UPDATE: COB students met with Minister of Education Jerome Fitzgerald this morning at the Ministry of Education and are presently marching back to campus to speak with the college's president.
More on this update as information comes in to the newsroom.
By KHRISNA VIRGIL
Tribune Staff Reporter
THE proposed funding cuts at the College of the Bahamas will not affect the quality of education offered by the institution, according to the government.
If any subsidies are cut, the reductions will most likely be seen in allowances for things like travel, rent, utilities, printing, supplies, materials and special financial transactions, Education Minister Jerome Fitzgerald said.
While the government has proposed that ministries could see a 10 per cent cut this year and 25 per cent the next, Mr Fitzgerald said COB has been asked to cut around $2.5 million.
It is expected that the money would come from improvements to operational efficiencies and other strategies for cost saving.
He claimed that no imposed reduction was planned to affect a quality or level of service to the public.
Mr Fitzgerald’s clarification came in an afternoon press release after the College of the Bahamas’ Union of Students (COBUS) threatened to sit out from classes and stage a demonstration if the government proceeded with cuts to COB’s budget.
“It was made clear,” the statement said, “in the letter of 20th December, 2012, the Ministry of Finance and the Ministry of Education, Science and Technology has absolutely no intention of reducing subventions to the College of The Bahamas that would cause a reduction in quality or level of services to the public or any forced reduction in head count.
“As Minister of Education, I accept my responsibility to ensure that my Ministry minimises waste, improve efficiencies and reorganise our priorities to ensure that we are able to effectively match the demands of the Ministry of Education Science and Technology.”
The students were also up in arms over a proposed hike in tuition costs that they claimed were unwarranted while conditions at the college continue to deteriorate.
COBUS President Ernesto Williams told the around 250 students gathered at the campus’ Independence Park that they would continue to fight for the interests of the student body despite challenges by senior administration at COB.
Among their concerns are a rodent infestation, union agreements which have yet to be signed, unexplained and misguided fees including the drop and add fee, and classrooms and infrastructure that are not maintained among other things.
Mr Williams further believes that COB’s administration is attempting to keep students uninformed of the extent to which they will be affected by a set of proposed cost effective initiatives.

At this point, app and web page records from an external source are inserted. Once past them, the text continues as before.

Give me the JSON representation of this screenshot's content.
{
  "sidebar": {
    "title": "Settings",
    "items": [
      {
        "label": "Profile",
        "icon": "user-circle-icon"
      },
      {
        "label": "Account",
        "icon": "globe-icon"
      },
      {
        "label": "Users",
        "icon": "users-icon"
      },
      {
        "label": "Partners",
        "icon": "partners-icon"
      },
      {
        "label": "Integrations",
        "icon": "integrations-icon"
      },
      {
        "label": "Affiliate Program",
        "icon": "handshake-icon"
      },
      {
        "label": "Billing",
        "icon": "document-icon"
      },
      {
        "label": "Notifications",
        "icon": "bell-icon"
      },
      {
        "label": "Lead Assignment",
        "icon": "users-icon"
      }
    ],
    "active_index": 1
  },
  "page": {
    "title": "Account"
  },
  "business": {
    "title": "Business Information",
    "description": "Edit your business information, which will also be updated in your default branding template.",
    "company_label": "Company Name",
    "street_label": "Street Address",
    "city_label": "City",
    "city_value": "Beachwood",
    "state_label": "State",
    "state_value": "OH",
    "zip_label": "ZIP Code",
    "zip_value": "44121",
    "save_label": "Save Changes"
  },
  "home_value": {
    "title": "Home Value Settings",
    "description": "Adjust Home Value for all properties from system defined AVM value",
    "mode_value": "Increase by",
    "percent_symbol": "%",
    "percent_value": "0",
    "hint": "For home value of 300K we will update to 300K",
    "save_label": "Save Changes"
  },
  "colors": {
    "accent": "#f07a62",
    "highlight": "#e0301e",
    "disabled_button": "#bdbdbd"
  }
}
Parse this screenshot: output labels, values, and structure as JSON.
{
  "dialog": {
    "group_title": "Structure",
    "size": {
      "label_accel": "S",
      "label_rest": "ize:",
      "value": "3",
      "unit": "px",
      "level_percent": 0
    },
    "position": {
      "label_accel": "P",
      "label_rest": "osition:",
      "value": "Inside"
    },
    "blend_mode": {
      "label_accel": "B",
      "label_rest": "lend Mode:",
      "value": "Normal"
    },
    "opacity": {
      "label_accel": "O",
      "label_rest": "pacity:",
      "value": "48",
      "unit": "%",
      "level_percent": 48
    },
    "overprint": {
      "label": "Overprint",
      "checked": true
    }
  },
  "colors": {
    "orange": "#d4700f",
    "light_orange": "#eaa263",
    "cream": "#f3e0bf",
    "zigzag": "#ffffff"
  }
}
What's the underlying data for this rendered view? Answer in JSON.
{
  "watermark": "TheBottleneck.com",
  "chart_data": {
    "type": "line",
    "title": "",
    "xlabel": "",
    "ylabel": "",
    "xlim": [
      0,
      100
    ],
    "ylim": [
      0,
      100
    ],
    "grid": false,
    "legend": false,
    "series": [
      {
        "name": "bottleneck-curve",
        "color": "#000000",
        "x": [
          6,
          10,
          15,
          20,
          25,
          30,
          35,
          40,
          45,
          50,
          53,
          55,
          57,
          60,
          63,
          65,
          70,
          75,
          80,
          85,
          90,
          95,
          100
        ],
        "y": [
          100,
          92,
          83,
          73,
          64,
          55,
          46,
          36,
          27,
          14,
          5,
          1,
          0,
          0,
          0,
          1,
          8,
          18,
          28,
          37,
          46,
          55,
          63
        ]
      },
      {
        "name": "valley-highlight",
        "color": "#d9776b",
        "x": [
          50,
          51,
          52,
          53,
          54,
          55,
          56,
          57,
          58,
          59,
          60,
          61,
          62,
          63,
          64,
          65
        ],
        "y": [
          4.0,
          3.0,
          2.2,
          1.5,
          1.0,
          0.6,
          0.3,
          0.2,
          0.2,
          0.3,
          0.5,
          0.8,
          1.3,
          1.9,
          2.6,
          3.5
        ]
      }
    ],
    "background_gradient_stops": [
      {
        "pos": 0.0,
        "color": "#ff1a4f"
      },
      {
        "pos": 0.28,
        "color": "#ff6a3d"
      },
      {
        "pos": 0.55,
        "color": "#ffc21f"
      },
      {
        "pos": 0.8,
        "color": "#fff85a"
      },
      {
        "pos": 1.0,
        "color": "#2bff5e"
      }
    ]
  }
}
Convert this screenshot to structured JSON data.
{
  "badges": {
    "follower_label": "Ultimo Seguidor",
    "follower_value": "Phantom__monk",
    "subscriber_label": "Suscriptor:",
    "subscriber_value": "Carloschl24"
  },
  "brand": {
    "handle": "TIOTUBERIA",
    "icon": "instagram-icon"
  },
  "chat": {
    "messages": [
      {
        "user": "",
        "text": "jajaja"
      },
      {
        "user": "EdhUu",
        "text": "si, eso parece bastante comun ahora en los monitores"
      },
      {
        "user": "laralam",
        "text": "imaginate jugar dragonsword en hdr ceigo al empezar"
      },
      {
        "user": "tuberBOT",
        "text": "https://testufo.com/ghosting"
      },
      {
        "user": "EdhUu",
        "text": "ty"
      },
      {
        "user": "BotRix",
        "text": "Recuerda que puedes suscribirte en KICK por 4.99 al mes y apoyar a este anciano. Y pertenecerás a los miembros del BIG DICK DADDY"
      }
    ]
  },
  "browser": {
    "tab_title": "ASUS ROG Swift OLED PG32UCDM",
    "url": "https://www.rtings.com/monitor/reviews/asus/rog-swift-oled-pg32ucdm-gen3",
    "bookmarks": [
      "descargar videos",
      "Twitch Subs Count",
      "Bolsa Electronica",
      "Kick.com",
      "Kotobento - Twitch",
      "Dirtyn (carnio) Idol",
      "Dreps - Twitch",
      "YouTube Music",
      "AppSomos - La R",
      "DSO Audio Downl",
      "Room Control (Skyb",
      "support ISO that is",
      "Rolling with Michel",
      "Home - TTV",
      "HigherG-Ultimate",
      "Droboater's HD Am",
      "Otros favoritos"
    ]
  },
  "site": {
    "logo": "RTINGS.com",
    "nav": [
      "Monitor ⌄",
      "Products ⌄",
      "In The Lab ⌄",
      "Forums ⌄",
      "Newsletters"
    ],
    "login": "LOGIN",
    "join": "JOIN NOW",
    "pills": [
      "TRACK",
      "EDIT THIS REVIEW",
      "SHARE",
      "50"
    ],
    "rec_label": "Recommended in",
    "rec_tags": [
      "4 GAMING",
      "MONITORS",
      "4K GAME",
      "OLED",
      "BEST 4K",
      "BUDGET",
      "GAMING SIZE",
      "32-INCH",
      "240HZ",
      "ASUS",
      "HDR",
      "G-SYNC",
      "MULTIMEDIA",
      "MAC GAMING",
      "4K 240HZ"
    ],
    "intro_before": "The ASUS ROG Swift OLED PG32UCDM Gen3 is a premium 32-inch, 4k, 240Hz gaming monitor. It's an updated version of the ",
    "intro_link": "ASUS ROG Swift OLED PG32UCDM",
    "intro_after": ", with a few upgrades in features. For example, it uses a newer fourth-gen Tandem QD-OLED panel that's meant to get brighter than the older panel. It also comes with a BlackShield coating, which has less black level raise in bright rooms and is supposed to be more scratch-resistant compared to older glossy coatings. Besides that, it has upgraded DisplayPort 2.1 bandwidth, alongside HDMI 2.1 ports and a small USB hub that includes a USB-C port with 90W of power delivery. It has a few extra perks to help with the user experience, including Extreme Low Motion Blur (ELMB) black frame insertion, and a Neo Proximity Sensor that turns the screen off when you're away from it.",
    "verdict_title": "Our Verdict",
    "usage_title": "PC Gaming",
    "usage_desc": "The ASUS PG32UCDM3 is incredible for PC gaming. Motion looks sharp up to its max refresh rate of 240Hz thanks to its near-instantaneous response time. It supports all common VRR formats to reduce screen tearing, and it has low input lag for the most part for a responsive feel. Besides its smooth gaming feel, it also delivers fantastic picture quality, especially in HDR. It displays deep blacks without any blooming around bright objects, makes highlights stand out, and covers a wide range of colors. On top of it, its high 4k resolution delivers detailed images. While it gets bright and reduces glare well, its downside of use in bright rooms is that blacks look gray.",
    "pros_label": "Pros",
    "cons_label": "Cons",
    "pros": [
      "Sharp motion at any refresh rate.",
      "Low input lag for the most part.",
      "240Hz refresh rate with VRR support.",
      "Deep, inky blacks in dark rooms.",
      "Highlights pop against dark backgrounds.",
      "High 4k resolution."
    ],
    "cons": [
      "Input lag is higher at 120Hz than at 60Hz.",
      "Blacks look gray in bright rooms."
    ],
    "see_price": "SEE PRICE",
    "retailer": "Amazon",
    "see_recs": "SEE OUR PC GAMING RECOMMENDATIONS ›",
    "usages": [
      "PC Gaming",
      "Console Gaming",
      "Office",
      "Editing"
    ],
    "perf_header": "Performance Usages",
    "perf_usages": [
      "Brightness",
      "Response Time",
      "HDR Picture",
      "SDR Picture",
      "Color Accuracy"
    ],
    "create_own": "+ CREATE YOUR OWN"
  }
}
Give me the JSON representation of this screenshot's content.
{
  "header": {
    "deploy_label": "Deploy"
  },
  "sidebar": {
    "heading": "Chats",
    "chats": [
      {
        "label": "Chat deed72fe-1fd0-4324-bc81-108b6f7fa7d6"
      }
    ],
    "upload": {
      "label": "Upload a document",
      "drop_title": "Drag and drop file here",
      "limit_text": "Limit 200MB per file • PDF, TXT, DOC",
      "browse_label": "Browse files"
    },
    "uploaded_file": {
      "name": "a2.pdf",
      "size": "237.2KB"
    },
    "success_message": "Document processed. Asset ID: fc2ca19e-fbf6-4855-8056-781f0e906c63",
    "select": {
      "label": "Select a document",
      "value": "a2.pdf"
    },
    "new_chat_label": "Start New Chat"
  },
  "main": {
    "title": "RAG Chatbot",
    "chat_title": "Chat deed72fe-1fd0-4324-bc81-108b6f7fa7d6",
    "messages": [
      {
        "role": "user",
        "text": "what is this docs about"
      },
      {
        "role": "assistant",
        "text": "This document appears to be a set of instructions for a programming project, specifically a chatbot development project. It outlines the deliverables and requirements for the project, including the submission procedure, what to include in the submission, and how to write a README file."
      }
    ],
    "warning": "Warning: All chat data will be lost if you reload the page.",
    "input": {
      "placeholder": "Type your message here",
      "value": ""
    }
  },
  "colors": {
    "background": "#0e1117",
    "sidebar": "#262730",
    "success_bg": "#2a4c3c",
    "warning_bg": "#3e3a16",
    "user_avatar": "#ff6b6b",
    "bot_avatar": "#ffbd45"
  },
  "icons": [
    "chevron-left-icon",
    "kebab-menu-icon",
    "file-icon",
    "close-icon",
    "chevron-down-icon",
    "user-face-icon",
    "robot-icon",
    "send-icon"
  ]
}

He faces action by COB’s board for disseminating a power point presentation by COB president Dr Betsy Vogel Boze with that information.
Her proposals included, according to Mr Williams, placing a moratorium or a suspension on hiring non critical positions, aligning contact hours with credit hours and closing programmes with very few students in them.
Dr Vogel Boze has said that it would be very challenging to move to university status while the organisation faces cuts to subsidies. She said while the college is trying to protect their staff and students, the plan moving forward has yet to be set in stone.
A group of students was expected to march to the Ministry of Education this morning where a meeting with Mr Fitzgerald was planned to begin at 9am.